Problem to solve ▸ The required result is each line of the entries below containing the string "bankDeposit".

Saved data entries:
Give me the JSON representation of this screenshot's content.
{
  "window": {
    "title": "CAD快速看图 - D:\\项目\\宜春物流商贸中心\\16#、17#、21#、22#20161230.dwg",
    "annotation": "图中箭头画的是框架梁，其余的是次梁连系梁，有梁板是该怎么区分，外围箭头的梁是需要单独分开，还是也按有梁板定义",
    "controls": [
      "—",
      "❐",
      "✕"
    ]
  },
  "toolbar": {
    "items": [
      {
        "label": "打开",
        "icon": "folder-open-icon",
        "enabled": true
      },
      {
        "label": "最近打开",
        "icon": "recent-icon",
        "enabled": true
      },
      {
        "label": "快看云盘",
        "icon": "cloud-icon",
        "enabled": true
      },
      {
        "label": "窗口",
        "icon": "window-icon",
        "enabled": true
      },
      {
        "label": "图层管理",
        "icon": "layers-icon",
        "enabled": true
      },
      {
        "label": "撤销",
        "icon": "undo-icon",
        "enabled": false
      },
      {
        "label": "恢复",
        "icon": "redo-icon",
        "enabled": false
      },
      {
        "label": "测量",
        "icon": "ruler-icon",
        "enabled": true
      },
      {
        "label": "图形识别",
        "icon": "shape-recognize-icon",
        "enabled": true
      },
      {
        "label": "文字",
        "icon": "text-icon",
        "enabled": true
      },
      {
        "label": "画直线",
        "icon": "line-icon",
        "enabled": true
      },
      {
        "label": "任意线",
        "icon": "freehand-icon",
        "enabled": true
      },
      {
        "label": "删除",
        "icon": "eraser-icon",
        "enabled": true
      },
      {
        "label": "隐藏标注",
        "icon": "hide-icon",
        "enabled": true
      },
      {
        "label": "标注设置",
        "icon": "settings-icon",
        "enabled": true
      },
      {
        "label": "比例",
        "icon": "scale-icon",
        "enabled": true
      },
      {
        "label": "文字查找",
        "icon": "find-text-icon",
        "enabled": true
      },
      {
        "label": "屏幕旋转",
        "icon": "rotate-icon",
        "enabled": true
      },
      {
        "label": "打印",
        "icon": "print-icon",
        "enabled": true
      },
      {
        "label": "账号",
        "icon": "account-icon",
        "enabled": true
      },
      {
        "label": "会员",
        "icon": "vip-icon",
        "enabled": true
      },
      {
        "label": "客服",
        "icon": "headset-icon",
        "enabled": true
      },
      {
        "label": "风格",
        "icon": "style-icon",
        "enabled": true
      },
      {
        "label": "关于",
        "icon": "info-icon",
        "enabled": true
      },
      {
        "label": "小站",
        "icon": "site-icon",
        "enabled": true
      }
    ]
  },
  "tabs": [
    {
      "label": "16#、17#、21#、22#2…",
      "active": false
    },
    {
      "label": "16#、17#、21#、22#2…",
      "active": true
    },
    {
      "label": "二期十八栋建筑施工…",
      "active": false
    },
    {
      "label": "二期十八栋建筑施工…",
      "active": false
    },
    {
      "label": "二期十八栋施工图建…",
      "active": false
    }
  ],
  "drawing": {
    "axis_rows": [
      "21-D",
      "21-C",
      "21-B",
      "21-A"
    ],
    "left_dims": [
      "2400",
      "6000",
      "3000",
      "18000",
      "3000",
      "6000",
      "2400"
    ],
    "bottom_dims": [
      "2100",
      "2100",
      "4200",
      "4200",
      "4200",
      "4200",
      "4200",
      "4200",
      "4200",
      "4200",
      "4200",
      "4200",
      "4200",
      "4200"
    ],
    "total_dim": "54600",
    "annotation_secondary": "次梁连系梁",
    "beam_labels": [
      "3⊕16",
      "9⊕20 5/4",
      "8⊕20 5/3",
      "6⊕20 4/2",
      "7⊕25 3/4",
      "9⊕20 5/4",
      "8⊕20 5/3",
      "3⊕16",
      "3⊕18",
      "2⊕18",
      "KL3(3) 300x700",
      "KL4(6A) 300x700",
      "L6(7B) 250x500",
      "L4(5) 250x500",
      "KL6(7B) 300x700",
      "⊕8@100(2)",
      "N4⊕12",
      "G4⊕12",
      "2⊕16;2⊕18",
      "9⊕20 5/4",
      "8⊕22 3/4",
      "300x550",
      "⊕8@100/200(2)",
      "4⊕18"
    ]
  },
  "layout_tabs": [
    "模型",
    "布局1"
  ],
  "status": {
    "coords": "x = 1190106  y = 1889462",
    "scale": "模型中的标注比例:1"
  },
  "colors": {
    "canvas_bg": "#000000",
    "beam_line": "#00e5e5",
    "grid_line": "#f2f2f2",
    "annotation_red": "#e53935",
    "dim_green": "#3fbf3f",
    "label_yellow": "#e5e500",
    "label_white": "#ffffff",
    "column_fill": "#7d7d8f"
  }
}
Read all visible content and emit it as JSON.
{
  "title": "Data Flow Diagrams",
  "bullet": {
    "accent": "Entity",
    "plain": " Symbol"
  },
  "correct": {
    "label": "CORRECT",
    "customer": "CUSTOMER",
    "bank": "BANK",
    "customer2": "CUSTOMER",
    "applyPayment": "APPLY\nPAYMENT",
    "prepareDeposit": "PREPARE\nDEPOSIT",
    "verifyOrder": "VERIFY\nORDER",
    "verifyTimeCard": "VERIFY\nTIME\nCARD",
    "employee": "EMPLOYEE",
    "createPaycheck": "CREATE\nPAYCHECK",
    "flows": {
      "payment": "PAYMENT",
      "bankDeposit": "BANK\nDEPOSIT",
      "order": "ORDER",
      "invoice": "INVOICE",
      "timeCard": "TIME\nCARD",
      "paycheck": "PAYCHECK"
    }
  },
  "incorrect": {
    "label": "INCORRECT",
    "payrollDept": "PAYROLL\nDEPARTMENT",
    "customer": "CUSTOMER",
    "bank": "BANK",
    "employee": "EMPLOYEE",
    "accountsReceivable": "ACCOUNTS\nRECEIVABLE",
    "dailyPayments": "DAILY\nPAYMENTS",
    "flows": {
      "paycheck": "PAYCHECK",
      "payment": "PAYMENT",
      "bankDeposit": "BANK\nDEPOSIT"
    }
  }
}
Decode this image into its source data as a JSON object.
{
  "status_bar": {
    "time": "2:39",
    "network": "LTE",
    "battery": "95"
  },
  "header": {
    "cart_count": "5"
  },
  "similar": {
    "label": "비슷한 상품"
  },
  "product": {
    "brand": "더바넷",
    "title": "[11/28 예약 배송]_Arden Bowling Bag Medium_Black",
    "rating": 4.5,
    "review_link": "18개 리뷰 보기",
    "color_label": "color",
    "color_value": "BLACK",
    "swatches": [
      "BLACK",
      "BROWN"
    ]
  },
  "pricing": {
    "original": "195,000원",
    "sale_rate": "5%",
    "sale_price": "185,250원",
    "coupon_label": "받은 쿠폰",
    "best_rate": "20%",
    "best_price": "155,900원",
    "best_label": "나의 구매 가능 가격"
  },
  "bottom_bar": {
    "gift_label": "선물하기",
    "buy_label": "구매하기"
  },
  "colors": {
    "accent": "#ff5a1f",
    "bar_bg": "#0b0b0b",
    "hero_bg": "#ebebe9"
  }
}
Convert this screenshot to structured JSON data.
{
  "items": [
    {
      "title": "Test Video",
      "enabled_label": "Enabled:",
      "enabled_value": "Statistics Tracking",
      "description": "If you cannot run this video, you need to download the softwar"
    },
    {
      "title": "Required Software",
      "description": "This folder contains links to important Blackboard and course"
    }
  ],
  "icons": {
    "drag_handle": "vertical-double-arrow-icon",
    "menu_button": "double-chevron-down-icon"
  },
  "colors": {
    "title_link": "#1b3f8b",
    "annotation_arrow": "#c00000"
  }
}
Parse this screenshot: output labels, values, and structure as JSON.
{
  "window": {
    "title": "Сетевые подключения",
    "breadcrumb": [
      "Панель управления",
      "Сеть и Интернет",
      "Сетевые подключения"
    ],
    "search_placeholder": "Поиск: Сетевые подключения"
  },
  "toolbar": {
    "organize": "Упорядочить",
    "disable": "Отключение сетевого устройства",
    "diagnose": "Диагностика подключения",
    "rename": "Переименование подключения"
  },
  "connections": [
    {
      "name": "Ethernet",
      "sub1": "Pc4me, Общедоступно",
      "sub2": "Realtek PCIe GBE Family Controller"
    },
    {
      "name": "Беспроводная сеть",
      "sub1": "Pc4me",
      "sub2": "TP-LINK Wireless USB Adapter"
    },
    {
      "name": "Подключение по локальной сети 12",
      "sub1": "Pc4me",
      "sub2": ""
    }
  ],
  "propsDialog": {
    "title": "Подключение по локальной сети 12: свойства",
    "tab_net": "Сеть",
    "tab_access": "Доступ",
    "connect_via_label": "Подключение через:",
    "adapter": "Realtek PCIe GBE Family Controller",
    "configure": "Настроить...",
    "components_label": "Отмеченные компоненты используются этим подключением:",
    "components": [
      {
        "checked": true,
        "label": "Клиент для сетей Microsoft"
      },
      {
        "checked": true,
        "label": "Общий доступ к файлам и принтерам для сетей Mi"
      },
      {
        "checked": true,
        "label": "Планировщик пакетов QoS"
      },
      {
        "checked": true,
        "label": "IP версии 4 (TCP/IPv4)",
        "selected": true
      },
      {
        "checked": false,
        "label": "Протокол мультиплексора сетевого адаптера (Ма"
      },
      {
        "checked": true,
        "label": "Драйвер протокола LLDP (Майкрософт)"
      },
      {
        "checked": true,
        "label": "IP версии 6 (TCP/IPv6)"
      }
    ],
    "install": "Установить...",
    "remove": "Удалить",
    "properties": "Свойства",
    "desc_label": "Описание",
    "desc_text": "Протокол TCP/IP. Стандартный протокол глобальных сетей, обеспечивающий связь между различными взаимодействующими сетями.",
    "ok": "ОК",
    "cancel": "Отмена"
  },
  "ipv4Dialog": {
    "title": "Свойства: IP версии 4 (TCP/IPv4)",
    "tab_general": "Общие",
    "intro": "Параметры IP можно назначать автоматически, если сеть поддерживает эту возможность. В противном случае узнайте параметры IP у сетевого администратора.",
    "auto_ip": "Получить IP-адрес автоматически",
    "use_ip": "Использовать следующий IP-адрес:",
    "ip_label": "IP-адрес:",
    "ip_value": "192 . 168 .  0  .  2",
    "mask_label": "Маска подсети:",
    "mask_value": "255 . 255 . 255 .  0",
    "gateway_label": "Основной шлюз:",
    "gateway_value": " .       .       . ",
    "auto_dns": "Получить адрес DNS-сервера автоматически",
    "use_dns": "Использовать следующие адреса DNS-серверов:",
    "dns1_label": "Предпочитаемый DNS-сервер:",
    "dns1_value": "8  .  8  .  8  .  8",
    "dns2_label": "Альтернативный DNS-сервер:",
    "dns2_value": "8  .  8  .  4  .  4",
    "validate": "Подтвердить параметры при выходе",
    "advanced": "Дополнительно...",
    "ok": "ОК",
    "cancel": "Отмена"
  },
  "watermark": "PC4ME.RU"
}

Answer to the exercise ▸
      "bankDeposit": "BANK\nDEPOSIT",
      "bankDeposit": "BANK\nDEPOSIT"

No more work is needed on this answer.